=== Begin Enclosure ===
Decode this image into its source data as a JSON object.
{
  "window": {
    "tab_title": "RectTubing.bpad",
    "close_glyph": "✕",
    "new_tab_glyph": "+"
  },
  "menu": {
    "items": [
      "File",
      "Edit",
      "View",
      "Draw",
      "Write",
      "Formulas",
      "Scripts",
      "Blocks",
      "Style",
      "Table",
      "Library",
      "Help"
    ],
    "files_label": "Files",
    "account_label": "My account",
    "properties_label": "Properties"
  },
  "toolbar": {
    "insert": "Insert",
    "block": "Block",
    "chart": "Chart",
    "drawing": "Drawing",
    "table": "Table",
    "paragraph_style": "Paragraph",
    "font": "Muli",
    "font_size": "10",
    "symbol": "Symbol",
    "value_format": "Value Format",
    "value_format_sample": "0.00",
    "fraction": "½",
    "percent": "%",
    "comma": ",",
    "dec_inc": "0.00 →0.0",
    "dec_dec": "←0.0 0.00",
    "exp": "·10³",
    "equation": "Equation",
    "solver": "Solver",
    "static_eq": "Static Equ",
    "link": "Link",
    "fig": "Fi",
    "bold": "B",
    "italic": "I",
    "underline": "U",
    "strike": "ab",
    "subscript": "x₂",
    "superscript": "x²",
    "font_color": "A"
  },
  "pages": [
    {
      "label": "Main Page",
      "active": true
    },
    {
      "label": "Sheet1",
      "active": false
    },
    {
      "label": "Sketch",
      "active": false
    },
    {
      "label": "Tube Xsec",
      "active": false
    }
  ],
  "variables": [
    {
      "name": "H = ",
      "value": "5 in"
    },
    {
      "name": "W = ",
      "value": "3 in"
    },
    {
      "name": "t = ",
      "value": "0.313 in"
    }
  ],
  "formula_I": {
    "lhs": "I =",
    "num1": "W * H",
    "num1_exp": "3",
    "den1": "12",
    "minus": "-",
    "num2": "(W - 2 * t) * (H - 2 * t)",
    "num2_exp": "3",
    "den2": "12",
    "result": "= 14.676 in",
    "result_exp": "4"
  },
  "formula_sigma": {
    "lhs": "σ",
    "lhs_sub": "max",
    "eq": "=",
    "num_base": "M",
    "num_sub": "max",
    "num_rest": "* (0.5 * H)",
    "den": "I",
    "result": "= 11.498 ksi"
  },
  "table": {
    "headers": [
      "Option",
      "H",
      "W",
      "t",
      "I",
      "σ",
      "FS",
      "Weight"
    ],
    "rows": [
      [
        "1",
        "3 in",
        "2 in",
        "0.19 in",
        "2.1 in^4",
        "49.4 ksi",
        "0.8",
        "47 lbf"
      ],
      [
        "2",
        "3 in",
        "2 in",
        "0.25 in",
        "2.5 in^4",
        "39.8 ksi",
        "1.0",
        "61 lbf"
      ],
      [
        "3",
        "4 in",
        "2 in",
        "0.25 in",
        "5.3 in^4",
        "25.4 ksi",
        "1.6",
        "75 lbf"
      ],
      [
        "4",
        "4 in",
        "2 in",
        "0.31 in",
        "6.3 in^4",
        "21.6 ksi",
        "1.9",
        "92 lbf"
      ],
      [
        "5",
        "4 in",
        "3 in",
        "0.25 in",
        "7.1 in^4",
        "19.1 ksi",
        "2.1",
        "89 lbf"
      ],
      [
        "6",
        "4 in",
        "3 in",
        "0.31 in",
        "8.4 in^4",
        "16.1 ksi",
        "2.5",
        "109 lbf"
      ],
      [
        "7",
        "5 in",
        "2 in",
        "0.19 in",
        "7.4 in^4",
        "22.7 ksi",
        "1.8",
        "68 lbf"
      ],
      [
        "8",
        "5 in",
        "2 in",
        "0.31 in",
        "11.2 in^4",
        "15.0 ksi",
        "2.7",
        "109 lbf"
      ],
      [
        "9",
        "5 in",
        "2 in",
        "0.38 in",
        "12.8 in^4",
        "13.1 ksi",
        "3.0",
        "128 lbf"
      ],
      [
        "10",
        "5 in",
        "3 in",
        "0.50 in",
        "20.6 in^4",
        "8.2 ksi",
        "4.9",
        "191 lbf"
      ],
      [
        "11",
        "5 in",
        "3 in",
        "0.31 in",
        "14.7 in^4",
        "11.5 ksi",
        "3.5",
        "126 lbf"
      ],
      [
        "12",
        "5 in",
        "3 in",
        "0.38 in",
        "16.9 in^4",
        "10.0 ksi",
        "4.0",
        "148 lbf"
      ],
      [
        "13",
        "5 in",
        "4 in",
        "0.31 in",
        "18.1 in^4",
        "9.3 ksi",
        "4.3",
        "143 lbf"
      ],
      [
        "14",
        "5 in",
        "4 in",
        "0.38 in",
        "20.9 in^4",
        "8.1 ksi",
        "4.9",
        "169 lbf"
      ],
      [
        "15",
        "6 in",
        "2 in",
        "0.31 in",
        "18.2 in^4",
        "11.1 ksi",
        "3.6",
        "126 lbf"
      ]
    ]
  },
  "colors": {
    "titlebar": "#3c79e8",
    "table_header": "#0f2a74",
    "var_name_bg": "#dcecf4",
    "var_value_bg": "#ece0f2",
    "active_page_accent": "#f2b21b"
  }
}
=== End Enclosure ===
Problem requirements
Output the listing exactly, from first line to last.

Solved problem
Decode this image into its source data as a JSON object.
{
  "window": {
    "tab_title": "RectTubing.bpad",
    "close_glyph": "✕",
    "new_tab_glyph": "+"
  },
  "menu": {
    "items": [
      "File",
      "Edit",
      "View",
      "Draw",
      "Write",
      "Formulas",
      "Scripts",
      "Blocks",
      "Style",
      "Table",
      "Library",
      "Help"
    ],
    "files_label": "Files",
    "account_label": "My account",
    "properties_label": "Properties"
  },
  "toolbar": {
    "insert": "Insert",
    "block": "Block",
    "chart": "Chart",
    "drawing": "Drawing",
    "table": "Table",
    "paragraph_style": "Paragraph",
    "font": "Muli",
    "font_size": "10",
    "symbol": "Symbol",
    "value_format": "Value Format",
    "value_format_sample": "0.00",
    "fraction": "½",
    "percent": "%",
    "comma": ",",
    "dec_inc": "0.00 →0.0",
    "dec_dec": "←0.0 0.00",
    "exp": "·10³",
    "equation": "Equation",
    "solver": "Solver",
    "static_eq": "Static Equ",
    "link": "Link",
    "fig": "Fi",
    "bold": "B",
    "italic": "I",
    "underline": "U",
    "strike": "ab",
    "subscript": "x₂",
    "superscript": "x²",
    "font_color": "A"
  },
  "pages": [
    {
      "label": "Main Page",
      "active": true
    },
    {
      "label": "Sheet1",
      "active": false
    },
    {
      "label": "Sketch",
      "active": false
    },
    {
      "label": "Tube Xsec",
      "active": false
    }
  ],
  "variables": [
    {
      "name": "H = ",
      "value": "5 in"
    },
    {
      "name": "W = ",
      "value": "3 in"
    },
    {
      "name": "t = ",
      "value": "0.313 in"
    }
  ],
  "formula_I": {
    "lhs": "I =",
    "num1": "W * H",
    "num1_exp": "3",
    "den1": "12",
    "minus": "-",
    "num2": "(W - 2 * t) * (H - 2 * t)",
    "num2_exp": "3",
    "den2": "12",
    "result": "= 14.676 in",
    "result_exp": "4"
  },
  "formula_sigma": {
    "lhs": "σ",
    "lhs_sub": "max",
    "eq": "=",
    "num_base": "M",
    "num_sub": "max",
    "num_rest": "* (0.5 * H)",
    "den": "I",
    "result": "= 11.498 ksi"
  },
  "table": {
    "headers": [
      "Option",
      "H",
      "W",
      "t",
      "I",
      "σ",
      "FS",
      "Weight"
    ],
    "rows": [
      [
        "1",
        "3 in",
        "2 in",
        "0.19 in",
        "2.1 in^4",
        "49.4 ksi",
        "0.8",
        "47 lbf"
      ],
      [
        "2",
        "3 in",
        "2 in",
        "0.25 in",
        "2.5 in^4",
        "39.8 ksi",
        "1.0",
        "61 lbf"
      ],
      [
        "3",
        "4 in",
        "2 in",
        "0.25 in",
        "5.3 in^4",
        "25.4 ksi",
        "1.6",
        "75 lbf"
      ],
      [
        "4",
        "4 in",
        "2 in",
        "0.31 in",
        "6.3 in^4",
        "21.6 ksi",
        "1.9",
        "92 lbf"
      ],
      [
        "5",
        "4 in",
        "3 in",
        "0.25 in",
        "7.1 in^4",
        "19.1 ksi",
        "2.1",
        "89 lbf"
      ],
      [
        "6",
        "4 in",
        "3 in",
        "0.31 in",
        "8.4 in^4",
        "16.1 ksi",
        "2.5",
        "109 lbf"
      ],
      [
        "7",
        "5 in",
        "2 in",
        "0.19 in",
        "7.4 in^4",
        "22.7 ksi",
        "1.8",
        "68 lbf"
      ],
      [
        "8",
        "5 in",
        "2 in",
        "0.31 in",
        "11.2 in^4",
        "15.0 ksi",
        "2.7",
        "109 lbf"
      ],
      [
        "9",
        "5 in",
        "2 in",
        "0.38 in",
        "12.8 in^4",
        "13.1 ksi",
        "3.0",
        "128 lbf"
      ],
      [
        "10",
        "5 in",
        "3 in",
        "0.50 in",
        "20.6 in^4",
        "8.2 ksi",
        "4.9",
        "191 lbf"
      ],
      [
        "11",
        "5 in",
        "3 in",
        "0.31 in",
        "14.7 in^4",
        "11.5 ksi",
        "3.5",
        "126 lbf"
      ],
      [
        "12",
        "5 in",
        "3 in",
        "0.38 in",
        "16.9 in^4",
        "10.0 ksi",
        "4.0",
        "148 lbf"
      ],
      [
        "13",
        "5 in",
        "4 in",
        "0.31 in",
        "18.1 in^4",
        "9.3 ksi",
        "4.3",
        "143 lbf"
      ],
      [
        "14",
        "5 in",
        "4 in",
        "0.38 in",
        "20.9 in^4",
        "8.1 ksi",
        "4.9",
        "169 lbf"
      ],
      [
        "15",
        "6 in",
        "2 in",
        "0.31 in",
        "18.2 in^4",
        "11.1 ksi",
        "3.6",
        "126 lbf"
      ]
    ]
  },
  "colors": {
    "titlebar": "#3c79e8",
    "table_header": "#0f2a74",
    "var_name_bg": "#dcecf4",
    "var_value_bg": "#ece0f2",
    "active_page_accent": "#f2b21b"
  }
}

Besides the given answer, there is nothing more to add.